### Instructions to follow
Return all of the data that follows precisely, leaving every image out.
--- Records provided Enclosed Below ---
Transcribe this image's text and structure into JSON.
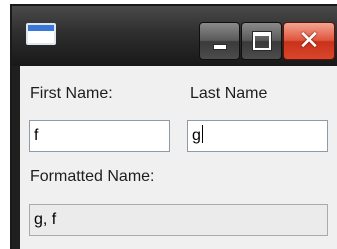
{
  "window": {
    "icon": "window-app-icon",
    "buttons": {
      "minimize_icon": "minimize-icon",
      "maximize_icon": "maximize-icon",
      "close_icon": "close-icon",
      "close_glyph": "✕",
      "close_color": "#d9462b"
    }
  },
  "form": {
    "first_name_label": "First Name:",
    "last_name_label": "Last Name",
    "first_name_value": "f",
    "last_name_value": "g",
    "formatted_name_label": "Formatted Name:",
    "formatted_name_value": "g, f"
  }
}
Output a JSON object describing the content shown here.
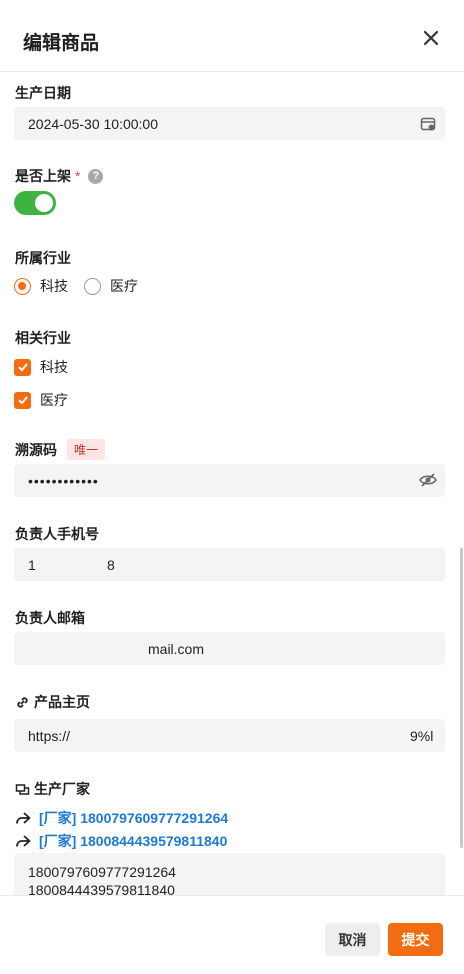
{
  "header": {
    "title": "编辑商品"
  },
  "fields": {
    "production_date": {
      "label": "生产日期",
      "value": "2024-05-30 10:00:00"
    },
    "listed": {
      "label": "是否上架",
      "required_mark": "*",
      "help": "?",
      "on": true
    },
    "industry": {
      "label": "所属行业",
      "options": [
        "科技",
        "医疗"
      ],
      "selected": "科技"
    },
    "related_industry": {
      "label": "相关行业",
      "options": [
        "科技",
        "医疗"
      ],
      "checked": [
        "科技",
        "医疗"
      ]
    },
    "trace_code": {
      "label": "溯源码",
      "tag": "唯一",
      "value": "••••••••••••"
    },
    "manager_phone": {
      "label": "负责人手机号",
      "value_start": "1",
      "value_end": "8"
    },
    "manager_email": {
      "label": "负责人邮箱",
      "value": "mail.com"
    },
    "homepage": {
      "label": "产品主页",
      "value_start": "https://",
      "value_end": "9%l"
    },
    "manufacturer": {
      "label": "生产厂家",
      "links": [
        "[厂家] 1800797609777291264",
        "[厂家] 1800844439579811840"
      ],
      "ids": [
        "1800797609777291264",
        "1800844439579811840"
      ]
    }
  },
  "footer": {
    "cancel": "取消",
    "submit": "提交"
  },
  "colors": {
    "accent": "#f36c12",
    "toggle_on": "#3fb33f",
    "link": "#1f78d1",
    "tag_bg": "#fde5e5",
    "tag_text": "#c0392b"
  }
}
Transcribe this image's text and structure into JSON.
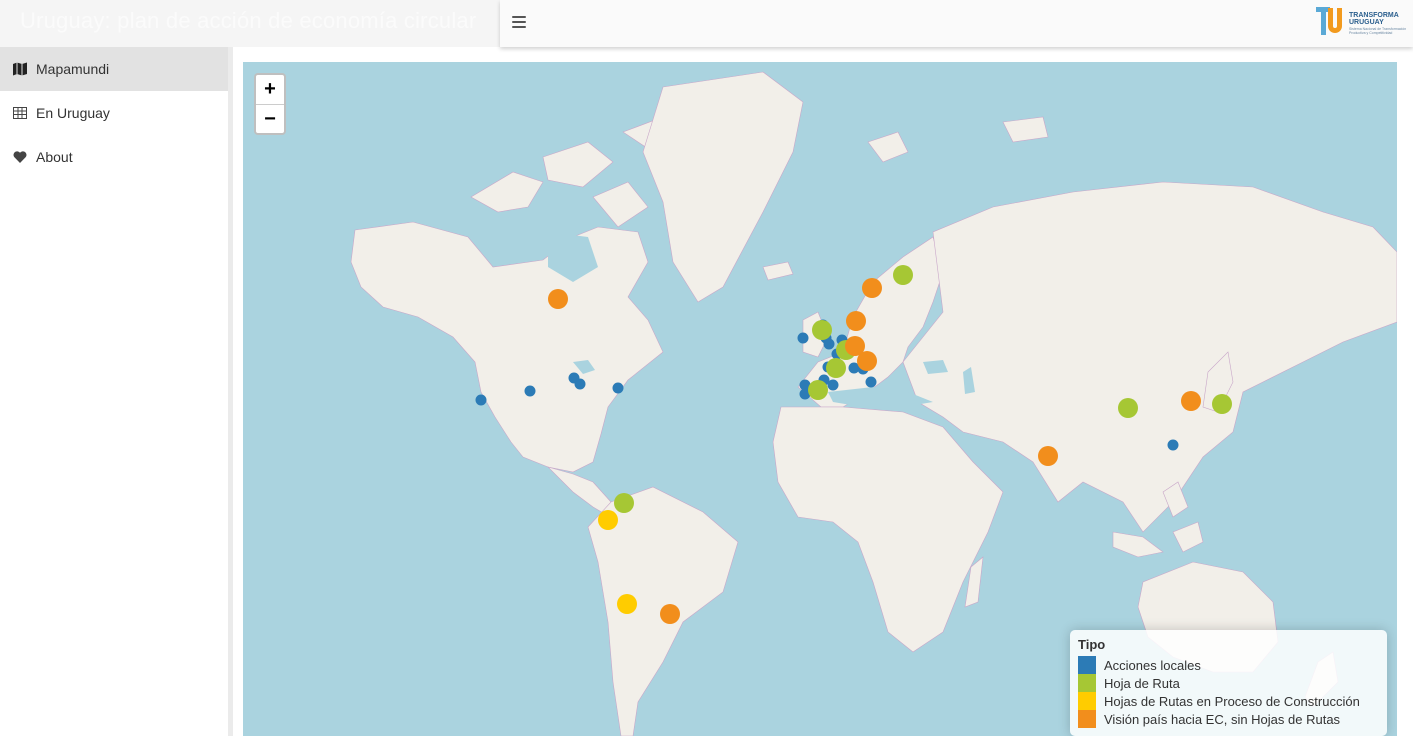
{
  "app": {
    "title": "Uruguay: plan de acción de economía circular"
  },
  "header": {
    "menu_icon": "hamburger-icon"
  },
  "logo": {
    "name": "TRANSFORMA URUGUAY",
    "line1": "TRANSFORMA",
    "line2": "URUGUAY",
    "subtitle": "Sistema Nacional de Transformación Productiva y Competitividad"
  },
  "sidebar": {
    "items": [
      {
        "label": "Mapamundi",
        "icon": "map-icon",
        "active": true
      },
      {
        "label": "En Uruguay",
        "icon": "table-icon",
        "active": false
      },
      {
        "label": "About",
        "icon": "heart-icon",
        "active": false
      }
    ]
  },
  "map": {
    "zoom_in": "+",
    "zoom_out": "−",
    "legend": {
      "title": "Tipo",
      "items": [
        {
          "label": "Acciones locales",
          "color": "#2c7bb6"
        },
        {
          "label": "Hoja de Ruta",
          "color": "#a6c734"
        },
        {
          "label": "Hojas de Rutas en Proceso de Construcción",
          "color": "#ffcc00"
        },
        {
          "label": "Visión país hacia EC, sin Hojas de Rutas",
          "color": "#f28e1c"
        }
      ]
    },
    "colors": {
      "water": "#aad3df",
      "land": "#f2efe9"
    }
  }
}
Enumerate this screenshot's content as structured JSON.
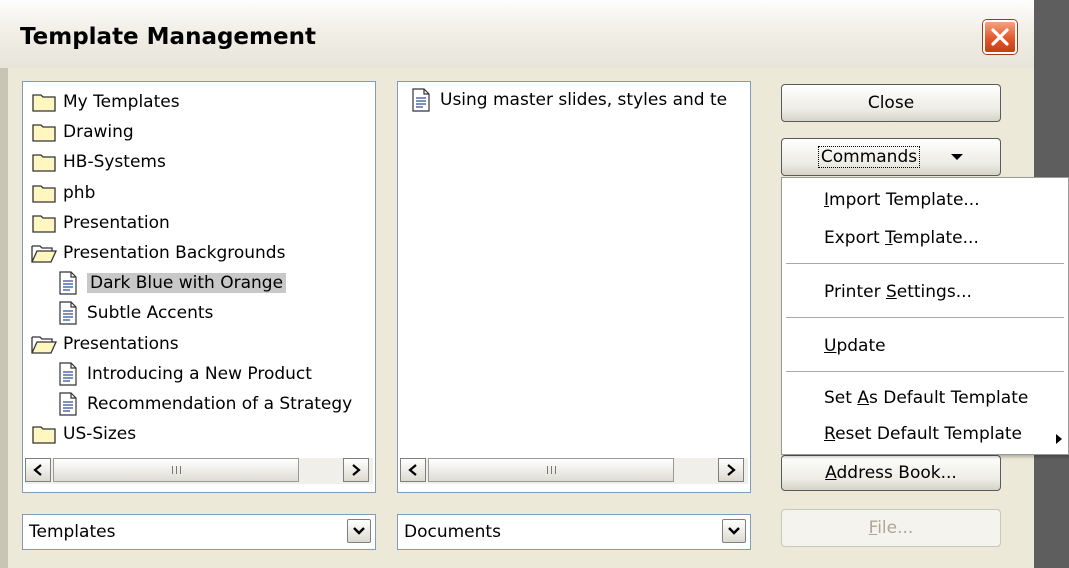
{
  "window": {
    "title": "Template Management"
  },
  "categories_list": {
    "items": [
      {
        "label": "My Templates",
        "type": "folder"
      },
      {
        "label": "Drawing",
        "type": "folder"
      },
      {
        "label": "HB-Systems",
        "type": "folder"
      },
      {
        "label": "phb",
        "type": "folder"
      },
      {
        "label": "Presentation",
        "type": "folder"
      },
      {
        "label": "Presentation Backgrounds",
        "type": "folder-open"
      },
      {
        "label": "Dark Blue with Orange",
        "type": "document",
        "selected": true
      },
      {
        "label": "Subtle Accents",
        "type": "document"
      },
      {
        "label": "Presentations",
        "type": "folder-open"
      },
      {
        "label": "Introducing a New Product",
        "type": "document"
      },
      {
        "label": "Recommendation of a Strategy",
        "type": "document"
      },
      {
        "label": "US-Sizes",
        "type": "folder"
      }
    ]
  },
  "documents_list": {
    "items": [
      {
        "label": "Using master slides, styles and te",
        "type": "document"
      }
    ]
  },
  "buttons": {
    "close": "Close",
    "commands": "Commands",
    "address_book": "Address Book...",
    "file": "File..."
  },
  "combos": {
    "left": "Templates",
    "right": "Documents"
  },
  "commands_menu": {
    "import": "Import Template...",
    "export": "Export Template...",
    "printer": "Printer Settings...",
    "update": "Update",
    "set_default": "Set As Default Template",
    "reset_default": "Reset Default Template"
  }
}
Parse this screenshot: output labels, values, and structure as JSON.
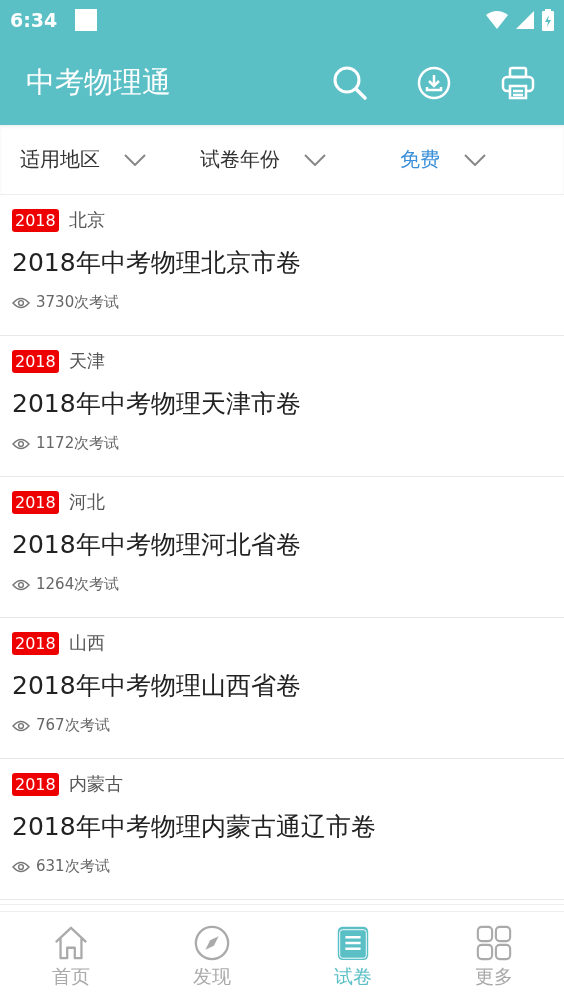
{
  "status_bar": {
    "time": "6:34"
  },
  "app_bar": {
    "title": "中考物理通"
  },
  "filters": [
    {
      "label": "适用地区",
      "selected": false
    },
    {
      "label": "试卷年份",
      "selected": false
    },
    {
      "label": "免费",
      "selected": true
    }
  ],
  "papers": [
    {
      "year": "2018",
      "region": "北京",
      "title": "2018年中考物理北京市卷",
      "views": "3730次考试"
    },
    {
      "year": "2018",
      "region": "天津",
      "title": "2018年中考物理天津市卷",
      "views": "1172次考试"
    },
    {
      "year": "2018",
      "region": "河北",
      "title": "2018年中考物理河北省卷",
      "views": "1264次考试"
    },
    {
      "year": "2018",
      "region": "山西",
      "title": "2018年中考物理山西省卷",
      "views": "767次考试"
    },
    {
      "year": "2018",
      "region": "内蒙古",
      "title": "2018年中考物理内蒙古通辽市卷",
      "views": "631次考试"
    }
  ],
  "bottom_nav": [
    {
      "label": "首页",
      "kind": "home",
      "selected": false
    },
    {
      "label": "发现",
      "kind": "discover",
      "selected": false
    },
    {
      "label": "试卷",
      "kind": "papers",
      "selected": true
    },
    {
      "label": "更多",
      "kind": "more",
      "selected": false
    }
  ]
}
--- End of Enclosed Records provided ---
### Exercise output
Transcribe this image's text and structure into JSON.
{
  "window": {
    "icon": "window-app-icon",
    "buttons": {
      "minimize_icon": "minimize-icon",
      "maximize_icon": "maximize-icon",
      "close_icon": "close-icon",
      "close_glyph": "✕",
      "close_color": "#d9462b"
    }
  },
  "form": {
    "first_name_label": "First Name:",
    "last_name_label": "Last Name",
    "first_name_value": "f",
    "last_name_value": "g",
    "formatted_name_label": "Formatted Name:",
    "formatted_name_value": "g, f"
  }
}
Output a JSON object describing the content shown here.
{
  "header": {
    "title": "编辑商品"
  },
  "fields": {
    "production_date": {
      "label": "生产日期",
      "value": "2024-05-30 10:00:00"
    },
    "listed": {
      "label": "是否上架",
      "required_mark": "*",
      "help": "?",
      "on": true
    },
    "industry": {
      "label": "所属行业",
      "options": [
        "科技",
        "医疗"
      ],
      "selected": "科技"
    },
    "related_industry": {
      "label": "相关行业",
      "options": [
        "科技",
        "医疗"
      ],
      "checked": [
        "科技",
        "医疗"
      ]
    },
    "trace_code": {
      "label": "溯源码",
      "tag": "唯一",
      "value": "••••••••••••"
    },
    "manager_phone": {
      "label": "负责人手机号",
      "value_start": "1",
      "value_end": "8"
    },
    "manager_email": {
      "label": "负责人邮箱",
      "value": "mail.com"
    },
    "homepage": {
      "label": "产品主页",
      "value_start": "https://",
      "value_end": "9%l"
    },
    "manufacturer": {
      "label": "生产厂家",
      "links": [
        "[厂家] 1800797609777291264",
        "[厂家] 1800844439579811840"
      ],
      "ids": [
        "1800797609777291264",
        "1800844439579811840"
      ]
    }
  },
  "footer": {
    "cancel": "取消",
    "submit": "提交"
  },
  "colors": {
    "accent": "#f36c12",
    "toggle_on": "#3fb33f",
    "link": "#1f78d1",
    "tag_bg": "#fde5e5",
    "tag_text": "#c0392b"
  }
}
Transcribe this image's text and structure into JSON.
{
  "app": {
    "title": "Uruguay: plan de acción de economía circular"
  },
  "header": {
    "menu_icon": "hamburger-icon"
  },
  "logo": {
    "name": "TRANSFORMA URUGUAY",
    "line1": "TRANSFORMA",
    "line2": "URUGUAY",
    "subtitle": "Sistema Nacional de Transformación Productiva y Competitividad"
  },
  "sidebar": {
    "items": [
      {
        "label": "Mapamundi",
        "icon": "map-icon",
        "active": true
      },
      {
        "label": "En Uruguay",
        "icon": "table-icon",
        "active": false
      },
      {
        "label": "About",
        "icon": "heart-icon",
        "active": false
      }
    ]
  },
  "map": {
    "zoom_in": "+",
    "zoom_out": "−",
    "legend": {
      "title": "Tipo",
      "items": [
        {
          "label": "Acciones locales",
          "color": "#2c7bb6"
        },
        {
          "label": "Hoja de Ruta",
          "color": "#a6c734"
        },
        {
          "label": "Hojas de Rutas en Proceso de Construcción",
          "color": "#ffcc00"
        },
        {
          "label": "Visión país hacia EC, sin Hojas de Rutas",
          "color": "#f28e1c"
        }
      ]
    },
    "colors": {
      "water": "#aad3df",
      "land": "#f2efe9"
    }
  }
}
Enumerate this screenshot's content as structured JSON.
{
  "window": {
    "title": "Template Management"
  },
  "categories_list": {
    "items": [
      {
        "label": "My Templates",
        "type": "folder"
      },
      {
        "label": "Drawing",
        "type": "folder"
      },
      {
        "label": "HB-Systems",
        "type": "folder"
      },
      {
        "label": "phb",
        "type": "folder"
      },
      {
        "label": "Presentation",
        "type": "folder"
      },
      {
        "label": "Presentation Backgrounds",
        "type": "folder-open"
      },
      {
        "label": "Dark Blue with Orange",
        "type": "document",
        "selected": true
      },
      {
        "label": "Subtle Accents",
        "type": "document"
      },
      {
        "label": "Presentations",
        "type": "folder-open"
      },
      {
        "label": "Introducing a New Product",
        "type": "document"
      },
      {
        "label": "Recommendation of a Strategy",
        "type": "document"
      },
      {
        "label": "US-Sizes",
        "type": "folder"
      }
    ]
  },
  "documents_list": {
    "items": [
      {
        "label": "Using master slides, styles and te",
        "type": "document"
      }
    ]
  },
  "buttons": {
    "close": "Close",
    "commands": "Commands",
    "address_book": "Address Book...",
    "file": "File..."
  },
  "combos": {
    "left": "Templates",
    "right": "Documents"
  },
  "commands_menu": {
    "import": "Import Template...",
    "export": "Export Template...",
    "printer": "Printer Settings...",
    "update": "Update",
    "set_default": "Set As Default Template",
    "reset_default": "Reset Default Template"
  }
}
Parse this screenshot: output labels, values, and structure as JSON.
{
  "status_bar": {
    "time": "6:34"
  },
  "app_bar": {
    "title": "中考物理通"
  },
  "filters": [
    {
      "label": "适用地区",
      "selected": false
    },
    {
      "label": "试卷年份",
      "selected": false
    },
    {
      "label": "免费",
      "selected": true
    }
  ],
  "papers": [
    {
      "year": "2018",
      "region": "北京",
      "title": "2018年中考物理北京市卷",
      "views": "3730次考试"
    },
    {
      "year": "2018",
      "region": "天津",
      "title": "2018年中考物理天津市卷",
      "views": "1172次考试"
    },
    {
      "year": "2018",
      "region": "河北",
      "title": "2018年中考物理河北省卷",
      "views": "1264次考试"
    },
    {
      "year": "2018",
      "region": "山西",
      "title": "2018年中考物理山西省卷",
      "views": "767次考试"
    },
    {
      "year": "2018",
      "region": "内蒙古",
      "title": "2018年中考物理内蒙古通辽市卷",
      "views": "631次考试"
    }
  ],
  "bottom_nav": [
    {
      "label": "首页",
      "kind": "home",
      "selected": false
    },
    {
      "label": "发现",
      "kind": "discover",
      "selected": false
    },
    {
      "label": "试卷",
      "kind": "papers",
      "selected": true
    },
    {
      "label": "更多",
      "kind": "more",
      "selected": false
    }
  ]
}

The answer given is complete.